Tennessee Williams Festival

Community Organizing Ideas and Issues Labor Organizing Personal Writings

Half-Moon Bay     Let me share an experience out of the ordinary for me at least and that was being on a panel among the literary lions at the annual Tennessee Williams Festival in New Orleans. The panel was titled “American Problems, Southern Solutions” after the recently published Tony Dunbar edited volume to which several of us had contributed essays.

In this number was Jason Berry, a well known writer in the New Orleans area who has written books on Medgar Evers as well as the crisis in the Catholic Church. A well known and award winning columnist and writer from the North Carolina area named Hal Crowther was also on the panel. The whole thing was moderated by Michael Sartisky, the long time director of the Louisiana Endowment for the Humanities, and one of the sponsors of this Festival, I gathered. I was the caboose on this fast moving train.

What intrigued me was the realization that despite the fact that this panel was titled after the book and well attended with over 100 people riveted to their chairs, it was really not about the book at all it seemed. The book was also ran in the room. Referenced once or twice with some glancing mention were the essays that Berry had submitted (on Katrina) and myself (on labor’s failure to organize the South), but mainly this was “performance” by the panelists seeking to engage the audience with their wit and erudition presumably to convince them it was worth the money to get to know the authors better. Or something like that? It was very hard for me to follow and fascinating in its own way. I assume this is what people believe sells books? Who knew?

So what the panel talked about for over an hour were the impact of race on the south, the fact that so much of the southern experience was understood from a rural perspective even to this day, the problems of the educational system in New Orleans, and all manner of topics under the sun within the general framework, which in retrospect makes good sense, of whether or not anyone in the south really has something to say to the rest of America about how to “solve” national problems. I guess I should capitalize the South, because that was definitely the way the conversation went.

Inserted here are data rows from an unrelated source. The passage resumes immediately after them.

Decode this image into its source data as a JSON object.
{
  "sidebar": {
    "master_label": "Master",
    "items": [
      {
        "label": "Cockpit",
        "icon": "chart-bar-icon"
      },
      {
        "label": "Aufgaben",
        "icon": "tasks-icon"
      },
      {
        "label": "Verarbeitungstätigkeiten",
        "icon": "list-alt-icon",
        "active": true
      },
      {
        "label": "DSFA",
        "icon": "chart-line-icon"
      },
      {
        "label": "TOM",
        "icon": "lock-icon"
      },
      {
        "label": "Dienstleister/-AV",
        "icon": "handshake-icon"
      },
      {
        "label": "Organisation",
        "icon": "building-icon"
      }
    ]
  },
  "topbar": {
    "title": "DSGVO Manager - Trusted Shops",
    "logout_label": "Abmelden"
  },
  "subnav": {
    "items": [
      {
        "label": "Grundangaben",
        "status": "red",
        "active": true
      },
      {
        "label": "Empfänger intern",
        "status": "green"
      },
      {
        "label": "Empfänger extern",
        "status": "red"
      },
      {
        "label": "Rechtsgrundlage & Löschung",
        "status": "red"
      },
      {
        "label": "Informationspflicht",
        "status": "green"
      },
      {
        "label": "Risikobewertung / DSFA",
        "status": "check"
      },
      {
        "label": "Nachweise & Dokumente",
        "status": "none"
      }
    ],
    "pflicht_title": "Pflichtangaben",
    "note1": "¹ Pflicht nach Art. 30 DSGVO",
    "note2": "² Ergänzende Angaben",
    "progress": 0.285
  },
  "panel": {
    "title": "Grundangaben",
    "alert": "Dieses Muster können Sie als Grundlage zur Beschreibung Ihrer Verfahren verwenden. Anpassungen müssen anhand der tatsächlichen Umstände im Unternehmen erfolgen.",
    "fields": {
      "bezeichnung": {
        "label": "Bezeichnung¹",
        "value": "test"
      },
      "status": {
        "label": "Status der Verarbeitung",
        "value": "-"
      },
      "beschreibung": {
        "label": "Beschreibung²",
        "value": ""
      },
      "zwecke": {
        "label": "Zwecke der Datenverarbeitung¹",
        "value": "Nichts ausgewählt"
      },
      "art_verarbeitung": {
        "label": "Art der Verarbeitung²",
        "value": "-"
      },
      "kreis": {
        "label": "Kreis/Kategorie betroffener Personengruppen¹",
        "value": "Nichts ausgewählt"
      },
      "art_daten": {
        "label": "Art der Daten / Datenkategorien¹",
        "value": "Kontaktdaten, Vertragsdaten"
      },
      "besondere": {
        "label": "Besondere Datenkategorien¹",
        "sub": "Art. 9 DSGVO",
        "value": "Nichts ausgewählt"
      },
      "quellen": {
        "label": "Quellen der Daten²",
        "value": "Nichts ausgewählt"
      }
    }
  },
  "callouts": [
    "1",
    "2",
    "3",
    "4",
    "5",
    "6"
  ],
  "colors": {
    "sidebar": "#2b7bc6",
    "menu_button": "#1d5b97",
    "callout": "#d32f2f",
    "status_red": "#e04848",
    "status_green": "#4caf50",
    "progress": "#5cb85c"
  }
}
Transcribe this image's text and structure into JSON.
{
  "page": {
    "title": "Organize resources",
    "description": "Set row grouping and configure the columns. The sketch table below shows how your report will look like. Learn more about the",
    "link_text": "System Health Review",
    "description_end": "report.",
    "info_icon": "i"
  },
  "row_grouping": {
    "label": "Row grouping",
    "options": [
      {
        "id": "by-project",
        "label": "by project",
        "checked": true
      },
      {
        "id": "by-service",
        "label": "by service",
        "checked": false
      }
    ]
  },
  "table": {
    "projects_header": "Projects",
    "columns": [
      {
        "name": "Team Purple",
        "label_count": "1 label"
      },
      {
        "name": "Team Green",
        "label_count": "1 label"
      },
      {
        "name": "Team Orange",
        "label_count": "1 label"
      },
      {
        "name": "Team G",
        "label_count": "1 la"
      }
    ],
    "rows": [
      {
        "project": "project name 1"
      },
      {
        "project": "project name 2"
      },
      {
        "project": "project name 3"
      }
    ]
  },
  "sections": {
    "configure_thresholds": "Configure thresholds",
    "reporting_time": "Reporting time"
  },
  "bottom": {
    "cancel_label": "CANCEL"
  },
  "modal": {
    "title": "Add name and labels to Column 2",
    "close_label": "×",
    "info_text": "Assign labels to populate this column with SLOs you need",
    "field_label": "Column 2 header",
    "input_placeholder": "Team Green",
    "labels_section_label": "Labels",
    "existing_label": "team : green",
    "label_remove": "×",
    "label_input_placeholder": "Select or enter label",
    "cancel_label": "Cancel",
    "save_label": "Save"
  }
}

I managed to survive by shrewdly introducing the fact that my mother was in the audience so people should be careful not to attack me too harshly. One of the highlights of the Tennessee Williams Festival is the contest where people yell “Stella” in the middle of the street. Somehow that all makes more sense to me now in a strange way since I have witnessed firsthand this system of social networking on a stage to try and convince people to care about this old school thing of reading a book.